=== WORK TO COMPLETE ===
Go line by line through the records and tally those that include "data". Respond with the tally only.

=== RECORDS TO PROCESS ===
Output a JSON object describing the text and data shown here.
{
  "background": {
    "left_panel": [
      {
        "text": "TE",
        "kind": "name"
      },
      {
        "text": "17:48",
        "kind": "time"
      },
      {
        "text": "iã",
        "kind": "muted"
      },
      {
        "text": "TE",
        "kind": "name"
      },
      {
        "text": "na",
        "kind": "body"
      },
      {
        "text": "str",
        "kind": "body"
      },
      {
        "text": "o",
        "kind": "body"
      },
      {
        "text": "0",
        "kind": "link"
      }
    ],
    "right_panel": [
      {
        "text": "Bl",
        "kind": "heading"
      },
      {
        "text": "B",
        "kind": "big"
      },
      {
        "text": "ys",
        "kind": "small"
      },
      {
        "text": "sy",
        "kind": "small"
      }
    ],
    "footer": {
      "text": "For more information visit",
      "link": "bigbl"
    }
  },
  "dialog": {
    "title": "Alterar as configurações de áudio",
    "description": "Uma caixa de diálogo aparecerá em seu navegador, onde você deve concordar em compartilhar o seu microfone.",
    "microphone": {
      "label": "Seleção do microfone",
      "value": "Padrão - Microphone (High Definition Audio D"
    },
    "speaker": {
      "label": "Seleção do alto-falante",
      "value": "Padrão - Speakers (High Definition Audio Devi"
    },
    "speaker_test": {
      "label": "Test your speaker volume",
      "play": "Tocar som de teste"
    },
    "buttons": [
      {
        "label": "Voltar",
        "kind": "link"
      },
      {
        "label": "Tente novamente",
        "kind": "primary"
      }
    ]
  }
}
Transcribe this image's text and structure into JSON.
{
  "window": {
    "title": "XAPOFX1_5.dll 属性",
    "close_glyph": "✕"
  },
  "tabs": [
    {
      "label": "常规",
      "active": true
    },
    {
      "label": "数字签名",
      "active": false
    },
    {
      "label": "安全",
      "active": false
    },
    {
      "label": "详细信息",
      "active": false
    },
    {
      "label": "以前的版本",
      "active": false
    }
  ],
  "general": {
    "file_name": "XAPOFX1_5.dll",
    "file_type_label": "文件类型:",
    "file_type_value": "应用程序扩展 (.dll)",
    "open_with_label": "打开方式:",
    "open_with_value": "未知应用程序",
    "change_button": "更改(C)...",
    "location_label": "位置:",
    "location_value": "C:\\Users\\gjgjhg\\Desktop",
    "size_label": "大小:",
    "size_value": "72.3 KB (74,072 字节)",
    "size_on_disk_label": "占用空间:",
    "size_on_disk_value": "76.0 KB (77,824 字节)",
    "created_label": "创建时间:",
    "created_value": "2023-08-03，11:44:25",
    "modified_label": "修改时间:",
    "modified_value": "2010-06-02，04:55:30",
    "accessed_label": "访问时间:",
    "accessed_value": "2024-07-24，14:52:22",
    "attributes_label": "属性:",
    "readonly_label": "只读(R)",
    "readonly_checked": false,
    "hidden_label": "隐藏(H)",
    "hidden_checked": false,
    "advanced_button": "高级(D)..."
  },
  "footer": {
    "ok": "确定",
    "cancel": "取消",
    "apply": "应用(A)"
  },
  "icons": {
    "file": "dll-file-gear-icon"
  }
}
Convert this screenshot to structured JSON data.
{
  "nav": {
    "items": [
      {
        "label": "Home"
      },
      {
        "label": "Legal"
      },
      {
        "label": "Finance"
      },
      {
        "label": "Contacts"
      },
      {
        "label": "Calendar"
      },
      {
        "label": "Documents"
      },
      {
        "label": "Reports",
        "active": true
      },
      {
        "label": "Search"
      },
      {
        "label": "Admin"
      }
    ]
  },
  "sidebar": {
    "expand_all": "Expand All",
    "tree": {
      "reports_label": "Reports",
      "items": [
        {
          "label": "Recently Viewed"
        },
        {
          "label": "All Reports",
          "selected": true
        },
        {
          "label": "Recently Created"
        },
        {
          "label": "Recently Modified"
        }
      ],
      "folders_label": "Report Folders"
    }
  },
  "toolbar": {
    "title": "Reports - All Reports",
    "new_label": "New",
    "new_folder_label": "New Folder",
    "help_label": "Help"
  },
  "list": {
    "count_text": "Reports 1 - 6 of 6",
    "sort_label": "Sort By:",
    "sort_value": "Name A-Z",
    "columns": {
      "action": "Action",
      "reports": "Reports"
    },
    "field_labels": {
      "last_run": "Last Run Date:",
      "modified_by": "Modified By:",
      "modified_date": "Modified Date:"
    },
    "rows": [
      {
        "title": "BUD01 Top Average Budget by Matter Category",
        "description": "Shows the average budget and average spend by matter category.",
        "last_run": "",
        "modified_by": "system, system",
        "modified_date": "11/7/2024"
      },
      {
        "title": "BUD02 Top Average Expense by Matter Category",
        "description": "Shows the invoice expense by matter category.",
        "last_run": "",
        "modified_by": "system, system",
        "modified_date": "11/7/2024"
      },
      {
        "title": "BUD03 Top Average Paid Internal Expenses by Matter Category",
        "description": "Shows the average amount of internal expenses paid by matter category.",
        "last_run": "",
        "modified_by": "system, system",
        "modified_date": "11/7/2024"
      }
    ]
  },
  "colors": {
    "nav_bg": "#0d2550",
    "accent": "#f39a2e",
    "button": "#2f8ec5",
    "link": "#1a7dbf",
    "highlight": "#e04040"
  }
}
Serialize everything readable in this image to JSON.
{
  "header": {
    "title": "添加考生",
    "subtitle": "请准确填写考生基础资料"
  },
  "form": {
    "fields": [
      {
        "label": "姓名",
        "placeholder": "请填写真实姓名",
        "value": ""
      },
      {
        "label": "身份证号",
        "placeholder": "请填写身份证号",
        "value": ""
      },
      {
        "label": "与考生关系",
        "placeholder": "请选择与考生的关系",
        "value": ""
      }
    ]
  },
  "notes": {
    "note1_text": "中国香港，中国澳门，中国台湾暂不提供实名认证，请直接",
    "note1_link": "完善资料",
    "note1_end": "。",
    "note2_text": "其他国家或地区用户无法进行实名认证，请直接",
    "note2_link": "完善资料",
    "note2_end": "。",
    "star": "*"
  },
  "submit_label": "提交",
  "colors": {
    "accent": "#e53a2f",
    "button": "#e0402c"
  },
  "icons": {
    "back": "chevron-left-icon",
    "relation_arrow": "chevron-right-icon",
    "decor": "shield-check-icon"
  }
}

=== TASK RESULT ===
2